A former baseball player who was drafted by the Colorado Rockies in 2010, Wilson threw for the touchdown cycle Sunday night: deep balls to Metcalf and David Moore, a short laser back across his body to Tyler Lockett, an intermediate throw to Freddie Swain and a soft floater to Chris Carson.

"You can just see that he is really in command of what we're doing, and his receivers came through beautifully," Carroll said.

Seahawks fans who want the team to lean more on its $35 million-per-year quarterback came up with the phrase "Let Russ Cook." This offseason, Wilson publicly endorsed the idea that the Seahawks should throw the ball more early in games and deviate from their usual tactic of establishing the run.

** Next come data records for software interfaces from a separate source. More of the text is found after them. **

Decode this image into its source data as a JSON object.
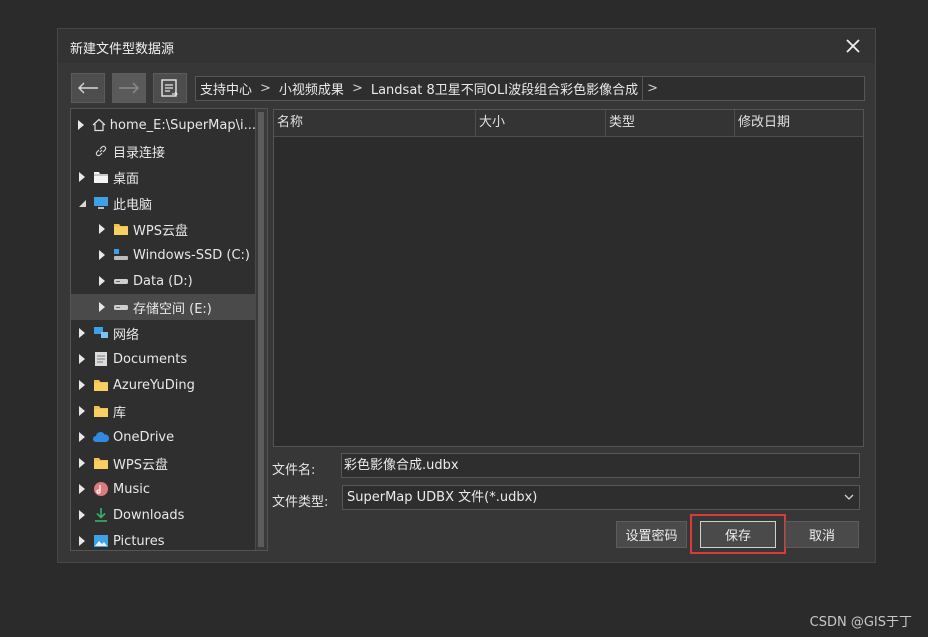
{
  "dialog": {
    "title": "新建文件型数据源"
  },
  "nav": {
    "back": "back",
    "forward": "forward",
    "history": "recent-locations"
  },
  "breadcrumb": {
    "items": [
      "支持中心",
      "小视频成果",
      "Landsat 8卫星不同OLI波段组合彩色影像合成"
    ],
    "separator": ">"
  },
  "tree": {
    "items": [
      {
        "label": "home_E:\\SuperMap\\i...",
        "icon": "home-icon",
        "expandable": true,
        "expanded": false,
        "level": 0
      },
      {
        "label": "目录连接",
        "icon": "link-icon",
        "expandable": false,
        "expanded": false,
        "level": 0
      },
      {
        "label": "桌面",
        "icon": "desktop-folder-icon",
        "expandable": true,
        "expanded": false,
        "level": 0
      },
      {
        "label": "此电脑",
        "icon": "computer-icon",
        "expandable": true,
        "expanded": true,
        "level": 0
      },
      {
        "label": "WPS云盘",
        "icon": "folder-icon",
        "expandable": true,
        "expanded": false,
        "level": 1
      },
      {
        "label": "Windows-SSD (C:)",
        "icon": "system-drive-icon",
        "expandable": true,
        "expanded": false,
        "level": 1
      },
      {
        "label": "Data (D:)",
        "icon": "drive-icon",
        "expandable": true,
        "expanded": false,
        "level": 1
      },
      {
        "label": "存储空间 (E:)",
        "icon": "drive-icon",
        "expandable": true,
        "expanded": false,
        "level": 1,
        "selected": true
      },
      {
        "label": "网络",
        "icon": "network-icon",
        "expandable": true,
        "expanded": false,
        "level": 0
      },
      {
        "label": "Documents",
        "icon": "documents-icon",
        "expandable": true,
        "expanded": false,
        "level": 0
      },
      {
        "label": "AzureYuDing",
        "icon": "folder-icon",
        "expandable": true,
        "expanded": false,
        "level": 0
      },
      {
        "label": "库",
        "icon": "folder-icon",
        "expandable": true,
        "expanded": false,
        "level": 0
      },
      {
        "label": "OneDrive",
        "icon": "cloud-icon",
        "expandable": true,
        "expanded": false,
        "level": 0
      },
      {
        "label": "WPS云盘",
        "icon": "folder-icon",
        "expandable": true,
        "expanded": false,
        "level": 0
      },
      {
        "label": "Music",
        "icon": "music-icon",
        "expandable": true,
        "expanded": false,
        "level": 0
      },
      {
        "label": "Downloads",
        "icon": "download-icon",
        "expandable": true,
        "expanded": false,
        "level": 0
      },
      {
        "label": "Pictures",
        "icon": "pictures-icon",
        "expandable": true,
        "expanded": false,
        "level": 0
      }
    ]
  },
  "file_list": {
    "columns": [
      "名称",
      "大小",
      "类型",
      "修改日期"
    ],
    "rows": []
  },
  "form": {
    "filename_label": "文件名:",
    "filename_value": "彩色影像合成.udbx",
    "filetype_label": "文件类型:",
    "filetype_value": "SuperMap UDBX 文件(*.udbx)"
  },
  "buttons": {
    "set_password": "设置密码",
    "save": "保存",
    "cancel": "取消"
  },
  "colors": {
    "highlight": "#d93a3a",
    "folder": "#f2c14e",
    "selected": "#4a4a4a"
  },
  "watermark": "CSDN @GIS于丁"
}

So far, they have. The Seahawks dropped back to pass on 18 of 25 first-half plays in their season opener at the Atlanta Falcons and on 21 of 34 first-half plays on Sunday.

Moore, who showed some fancy footwork while hauling in Wilson's third touchdown pass, was asked what it's like to watch his quarterback "cook."

"Shoot, it's like Thanksgiving," Moore said. "You're fitting to get that good meal. Watching your grandma or your auntie, anybody cook. It's kind of like that. You know it's going to be something good."

The Seahawks played their home opener without fans at CenturyLink Field, which will remain empty for at least Seattle's next two home games because of the COVID-19 pandemic.

"For the fans out there, we missed you so much," Carroll said. "I can't tell you. We are so used to this extraordinary following and crowd and energy and juice and all that. I don't know if you saw our guys, but our guys were trying to fill in for you. I just wish so much that you had been there for the last play of the game. I just think it would have been so crazy for all the fans."